■ Recorded data ■
........

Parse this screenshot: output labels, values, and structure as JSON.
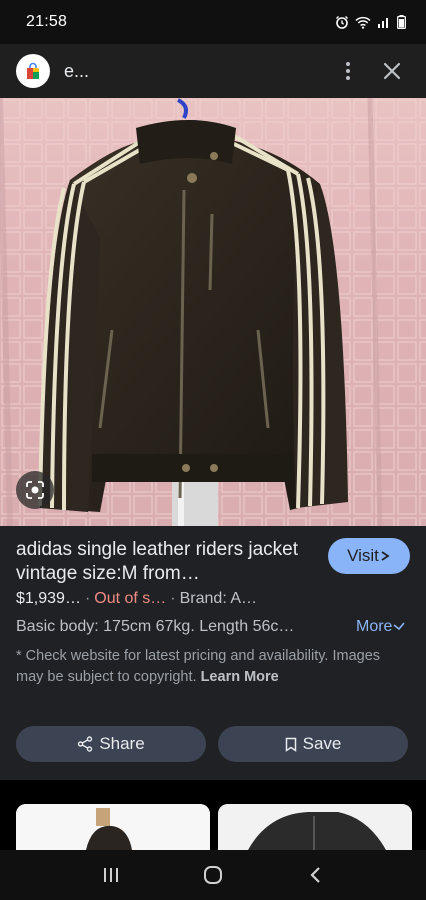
{
  "status_bar": {
    "time": "21:58"
  },
  "header": {
    "site_name": "e...",
    "logo_icon": "shopping-bag-icon",
    "menu_icon": "more-vert-icon",
    "close_icon": "close-icon"
  },
  "image": {
    "alt_subject": "jacket-photo",
    "lens_icon": "google-lens-icon"
  },
  "product": {
    "title": "adidas single leather riders jacket vintage size:M from…",
    "visit_label": "Visit",
    "price": "$1,939…",
    "stock": "Out of s…",
    "brand": "Brand: A…",
    "description": "Basic body: 175cm 67kg. Length 56c…",
    "more_label": "More",
    "disclaimer": "* Check website for latest pricing and availability. Images may be subject to copyright.",
    "learn_more": "Learn More"
  },
  "actions": {
    "share_label": "Share",
    "save_label": "Save"
  },
  "colors": {
    "accent": "#8ab4f8",
    "out_of_stock": "#f28b82",
    "panel_bg": "#202124",
    "button_bg": "#3c4453"
  }
}
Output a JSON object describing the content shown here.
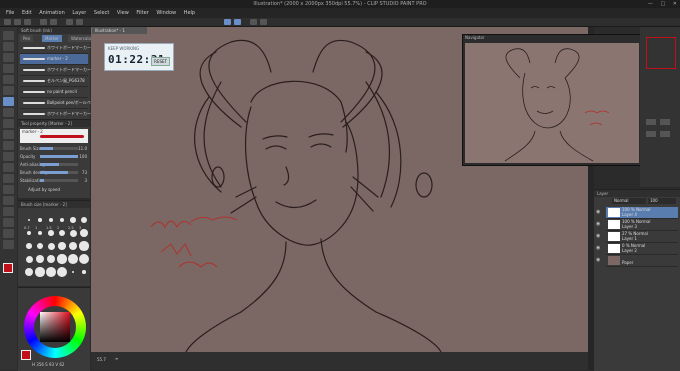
{
  "window": {
    "title": "Illustration* (2000 x 2000px 350dpi 55.7%)  - CLIP STUDIO PAINT PRO",
    "controls": [
      "—",
      "□",
      "✕"
    ]
  },
  "menu": [
    "File",
    "Edit",
    "Animation",
    "Layer",
    "Select",
    "View",
    "Filter",
    "Window",
    "Help"
  ],
  "subtool": {
    "tab_title": "Soft brush (Ink)",
    "tabs": [
      "Pen",
      "Marker",
      "Watercolor"
    ],
    "brushes": [
      "ホワイトボードマーカー",
      "marker - 2",
      "ホワイトボードマーカー 2",
      "セルペン風_PG6378",
      "no paint pencil",
      "Ballpoint pen/ボールペン",
      "ホワイトボードマーカー"
    ]
  },
  "tool_property": {
    "title": "Tool property [Marker - 2]",
    "header": "marker - 2",
    "props": [
      {
        "label": "Brush Size",
        "value": "11.0"
      },
      {
        "label": "Opacity",
        "value": "100"
      },
      {
        "label": "Anti-aliasing",
        "value": ""
      },
      {
        "label": "Brush density",
        "value": "73"
      },
      {
        "label": "Stabilization",
        "value": "3"
      }
    ],
    "fills": [
      0.35,
      1.0,
      0.5,
      0.73,
      0.1
    ],
    "checkbox": "Adjust by speed"
  },
  "brush_size_panel": {
    "title": "Brush size [marker - 2]",
    "sizes": [
      "0.7",
      "1",
      "1.5",
      "2",
      "2.5",
      "3",
      "4",
      "5",
      "6",
      "7",
      "8",
      "10"
    ]
  },
  "color": {
    "main": "#c0101a",
    "wheel_square": "#7a0a14"
  },
  "document": {
    "tab": "Illustration* - 1"
  },
  "timer": {
    "label": "KEEP WORKING",
    "time": "01:22:31",
    "button": "RESET"
  },
  "status": {
    "zoom": "55.7",
    "hint": "≡"
  },
  "navigator": {
    "title": "Navigator"
  },
  "layers": {
    "title": "Layer",
    "blend_mode": "Normal",
    "opacity": "100",
    "items": [
      {
        "mode": "100 % Normal",
        "name": "Layer 4"
      },
      {
        "mode": "100 % Normal",
        "name": "Layer 3"
      },
      {
        "mode": "27 % Normal",
        "name": "Layer 1"
      },
      {
        "mode": "0 % Normal",
        "name": "Layer 2"
      },
      {
        "mode": "",
        "name": "Paper"
      }
    ]
  },
  "canvas_bg": "#7b6763"
}
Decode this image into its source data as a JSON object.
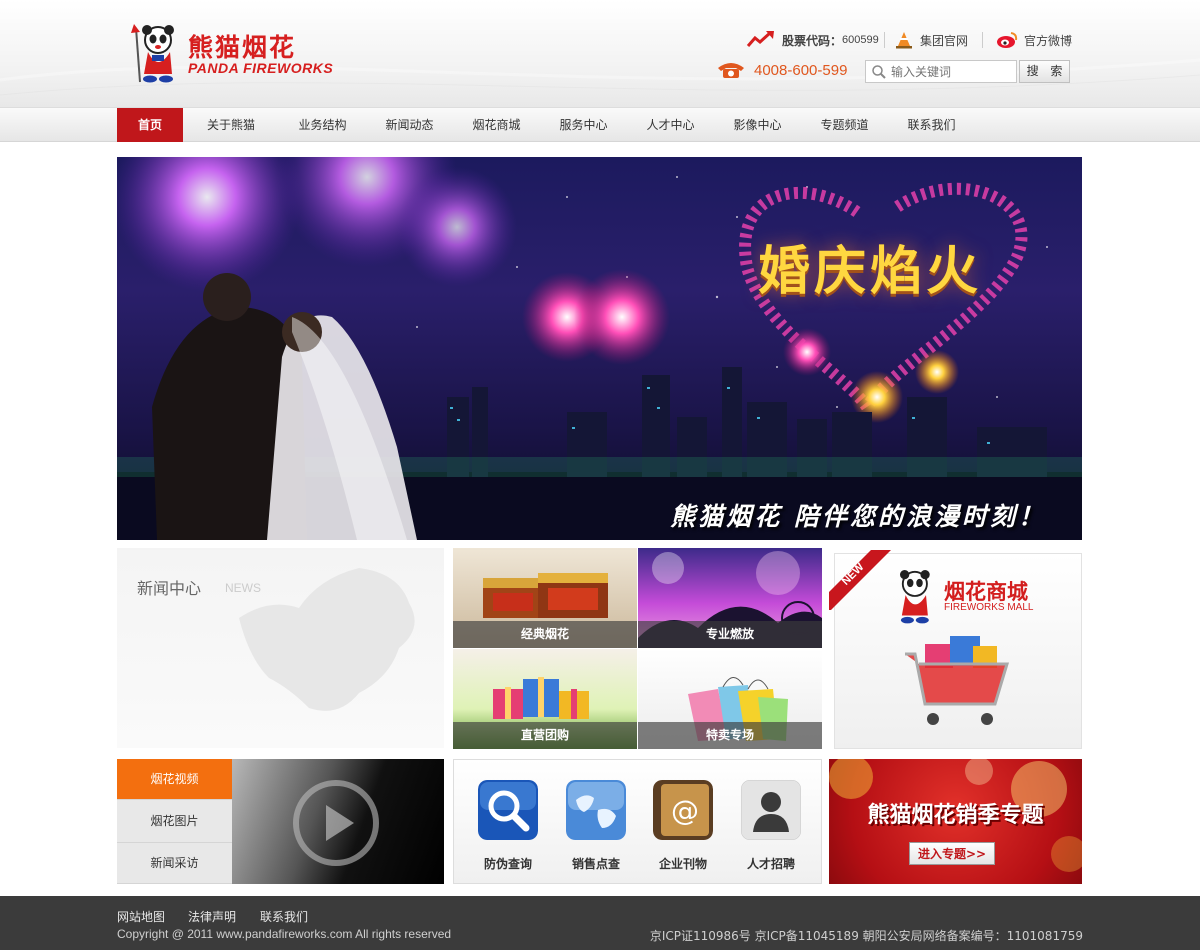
{
  "header": {
    "logo_cn": "熊猫烟花",
    "logo_en": "PANDA FIREWORKS",
    "stock_label": "股票代码：",
    "stock_code": "600599",
    "group_site": "集团官网",
    "weibo": "官方微博",
    "hotline": "4008-600-599",
    "search_placeholder": "输入关键词",
    "search_button": "搜 索"
  },
  "nav": {
    "items": [
      "首页",
      "关于熊猫",
      "业务结构",
      "新闻动态",
      "烟花商城",
      "服务中心",
      "人才中心",
      "影像中心",
      "专题频道",
      "联系我们"
    ],
    "active_index": 0
  },
  "banner": {
    "title": "婚庆焰火",
    "slogan": "熊猫烟花  陪伴您的浪漫时刻！"
  },
  "news": {
    "title": "新闻中心",
    "title_en": "NEWS"
  },
  "products": {
    "tiles": [
      "经典烟花",
      "专业燃放",
      "直营团购",
      "特卖专场"
    ]
  },
  "mall": {
    "badge": "NEW",
    "title": "烟花商城",
    "subtitle": "FIREWORKS MALL"
  },
  "media": {
    "tabs": [
      "烟花视频",
      "烟花图片",
      "新闻采访"
    ],
    "active_index": 0
  },
  "services": {
    "items": [
      {
        "label": "防伪查询",
        "icon": "search-icon"
      },
      {
        "label": "销售点查",
        "icon": "globe-icon"
      },
      {
        "label": "企业刊物",
        "icon": "at-book-icon"
      },
      {
        "label": "人才招聘",
        "icon": "person-icon"
      }
    ]
  },
  "promo": {
    "title": "熊猫烟花销季专题",
    "button": "进入专题>>"
  },
  "footer": {
    "links": [
      "网站地图",
      "法律声明",
      "联系我们"
    ],
    "copyright": "Copyright @ 2011 www.pandafireworks.com All rights reserved",
    "icp": "京ICP证110986号 京ICP备11045189  朝阳公安局网络备案编号：1101081759"
  },
  "colors": {
    "brand_red": "#c0171b",
    "accent_orange": "#f36f0f",
    "footer_bg": "#3b3b3b"
  }
}
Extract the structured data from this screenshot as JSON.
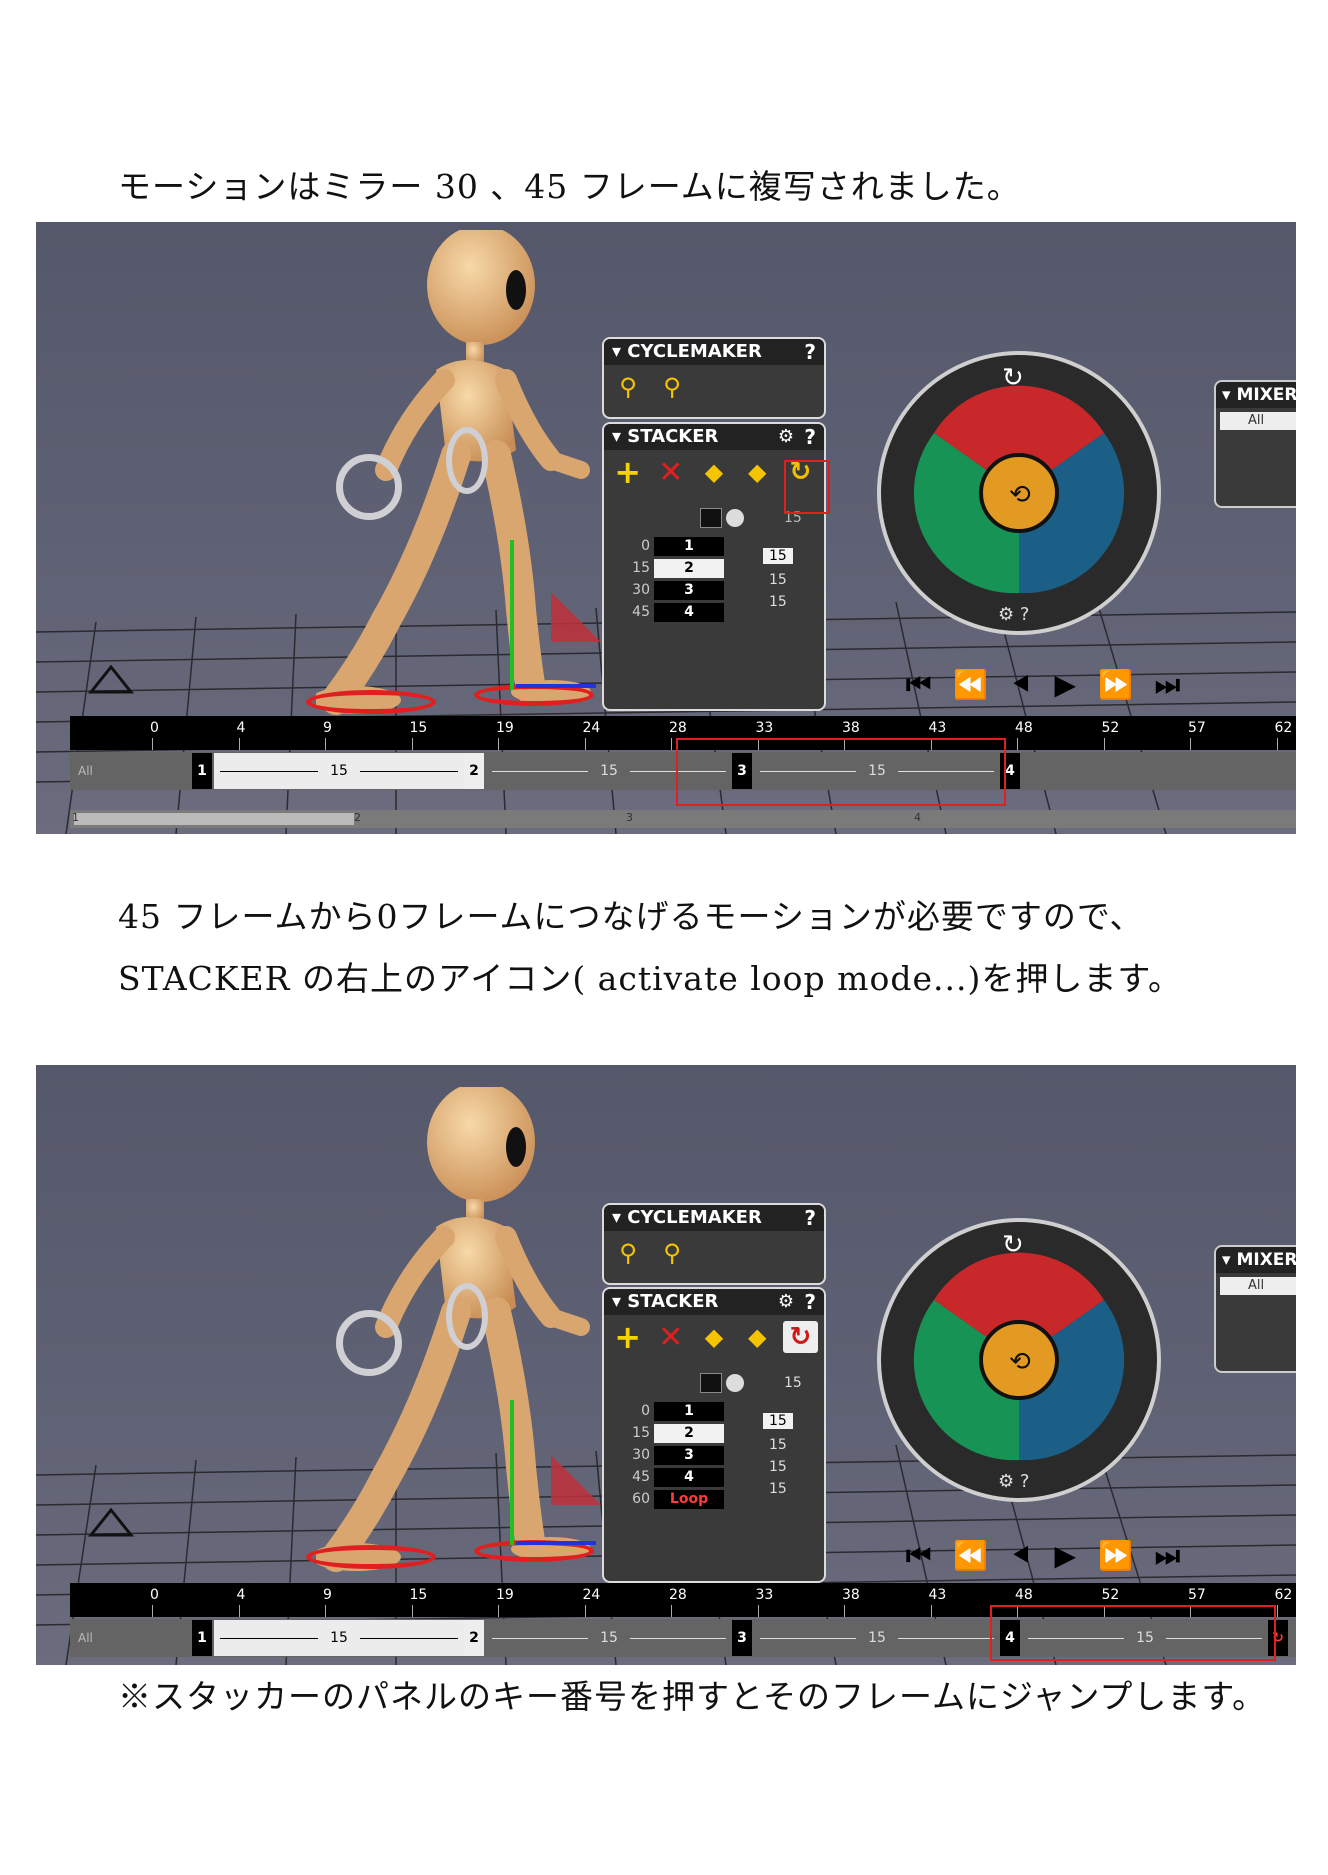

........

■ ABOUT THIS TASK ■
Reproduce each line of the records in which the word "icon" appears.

■ OUTPUT FOR THIS EXERCISE ■
    "logo_icon": "shopping-bag-icon",
    "menu_icon": "more-vert-icon",
    "close_icon": "close-icon"
    "lens_icon": "google-lens-icon"
        "icon": "search-icon"
        "icon": "globe-icon"
        "icon": "at-book-icon"
        "icon": "person-icon"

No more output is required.